She also spent that year on what she calls the campaign trail, going pretty much anywhere that would have her—the MOMS Club of Cambridge, Mount Auburn Hospital, countless living rooms—to talk about the theater. “Person after person after person would come up to me and shake my hand and say, ‘It’s great to meet you, but I just couldn’t take it anymore at the ART.’ And one by one by one I had to shake people’s hands and say, ‘I understand, that happens, but please come back.’” To that end, Paulus asked a lot of people a simple question: What do you want? “I have the most faith in an audience’s intelligence, in their appetite for work that stimulates and engages them, that makes them think and feel,” she explains.

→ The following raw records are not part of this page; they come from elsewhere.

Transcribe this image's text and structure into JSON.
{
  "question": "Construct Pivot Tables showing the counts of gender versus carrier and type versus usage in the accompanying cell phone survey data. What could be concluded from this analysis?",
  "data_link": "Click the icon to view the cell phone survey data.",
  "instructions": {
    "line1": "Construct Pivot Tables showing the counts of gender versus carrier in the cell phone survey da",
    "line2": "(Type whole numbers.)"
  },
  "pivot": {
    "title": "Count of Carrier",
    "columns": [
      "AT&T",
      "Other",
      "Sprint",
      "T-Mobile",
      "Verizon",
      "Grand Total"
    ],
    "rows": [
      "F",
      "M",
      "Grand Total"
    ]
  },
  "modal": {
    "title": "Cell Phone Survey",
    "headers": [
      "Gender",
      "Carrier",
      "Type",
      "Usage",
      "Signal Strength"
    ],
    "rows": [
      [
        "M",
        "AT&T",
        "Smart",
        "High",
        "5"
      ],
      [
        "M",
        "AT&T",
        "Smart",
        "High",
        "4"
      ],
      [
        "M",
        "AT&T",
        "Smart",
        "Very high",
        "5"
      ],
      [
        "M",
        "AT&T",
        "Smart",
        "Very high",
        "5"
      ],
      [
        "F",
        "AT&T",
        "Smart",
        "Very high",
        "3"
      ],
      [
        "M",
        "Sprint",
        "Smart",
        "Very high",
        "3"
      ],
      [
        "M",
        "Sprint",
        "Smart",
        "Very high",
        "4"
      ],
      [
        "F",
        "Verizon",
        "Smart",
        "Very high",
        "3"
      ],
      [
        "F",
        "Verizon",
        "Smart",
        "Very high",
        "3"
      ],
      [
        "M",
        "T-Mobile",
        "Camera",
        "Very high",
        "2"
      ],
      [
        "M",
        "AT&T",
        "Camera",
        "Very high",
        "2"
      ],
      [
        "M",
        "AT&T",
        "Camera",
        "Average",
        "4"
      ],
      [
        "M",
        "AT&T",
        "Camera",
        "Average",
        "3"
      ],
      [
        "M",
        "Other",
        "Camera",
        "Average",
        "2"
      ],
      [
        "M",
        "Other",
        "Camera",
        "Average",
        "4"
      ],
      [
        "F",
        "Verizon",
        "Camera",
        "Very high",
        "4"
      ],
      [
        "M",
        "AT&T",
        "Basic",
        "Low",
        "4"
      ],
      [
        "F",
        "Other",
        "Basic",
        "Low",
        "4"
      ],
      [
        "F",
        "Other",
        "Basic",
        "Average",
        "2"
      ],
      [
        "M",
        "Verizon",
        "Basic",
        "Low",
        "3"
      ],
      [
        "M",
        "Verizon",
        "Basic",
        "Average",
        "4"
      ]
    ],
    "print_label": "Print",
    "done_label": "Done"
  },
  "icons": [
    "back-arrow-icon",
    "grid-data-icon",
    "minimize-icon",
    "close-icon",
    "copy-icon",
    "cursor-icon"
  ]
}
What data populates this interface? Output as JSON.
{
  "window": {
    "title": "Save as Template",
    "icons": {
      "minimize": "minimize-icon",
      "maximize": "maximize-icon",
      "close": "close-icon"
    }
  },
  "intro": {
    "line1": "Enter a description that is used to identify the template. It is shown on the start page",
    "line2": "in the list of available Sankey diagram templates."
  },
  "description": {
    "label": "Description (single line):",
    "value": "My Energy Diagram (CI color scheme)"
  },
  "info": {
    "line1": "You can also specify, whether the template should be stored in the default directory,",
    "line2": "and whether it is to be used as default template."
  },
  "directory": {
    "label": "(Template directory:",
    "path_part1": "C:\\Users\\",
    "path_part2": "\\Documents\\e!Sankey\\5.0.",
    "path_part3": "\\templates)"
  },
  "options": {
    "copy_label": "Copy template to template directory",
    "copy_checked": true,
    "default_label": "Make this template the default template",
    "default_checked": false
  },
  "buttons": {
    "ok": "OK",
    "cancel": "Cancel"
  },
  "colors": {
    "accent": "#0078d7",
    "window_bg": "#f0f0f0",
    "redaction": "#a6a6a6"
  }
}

But by the close of that first season, more than a dozen staffers had left and three high-profile board members, including Brustein, had resigned. A small but vocal band of critics began raising their voices, protesting the new director’s approach. Former ART actor Will LeBow wrote an open letter comparing Paulus’s first season to “a drug like cocaine.” Eileen McDonagh and Bob Davoli, who left the ART’s advisory board and board of trustees, respectively, reacted as if Paulus had turned the theater into a brothel, pronouncing how offensive and smutty they found her approach. “The problem as we see it is that you are destroying the heritage of the ART,” they wrote in a letter to Paulus, “by making it into something completely different—a place to preview musicals heading for Broadway, musicals in general, and sensory-saturated productions generating visceral experiences that often include pandering to sexual appetites.”
To the patrician departed who view music and sex as threats to their theater, Paulus says she simply wants to mirror the world we live in, creating dynamic interactions that deliberately dissolve the fourth wall and muddy the line between performer and spectator. She’d honed this attitude as a student at Harvard, where she examined the Living Theater—Julian Beck’s and Judith Malina’s influential company, which used spectacle and extreme forms of audience involvement as a means to confront complacency and spark social change.
Woodruff declined to be interviewed for this story, and Brustein, a senior research fellow at Harvard who has remained largely silent on the subject, offers a diplomatic assessment. “Diane Paulus has been a mesmerizing leader of the ART, and has created a number of really memorable productions,” he says. “I personally would have preferred less emphasis on pre-Broadway musical tryouts, and more on resident company work, but that’s a tempera mental difference.”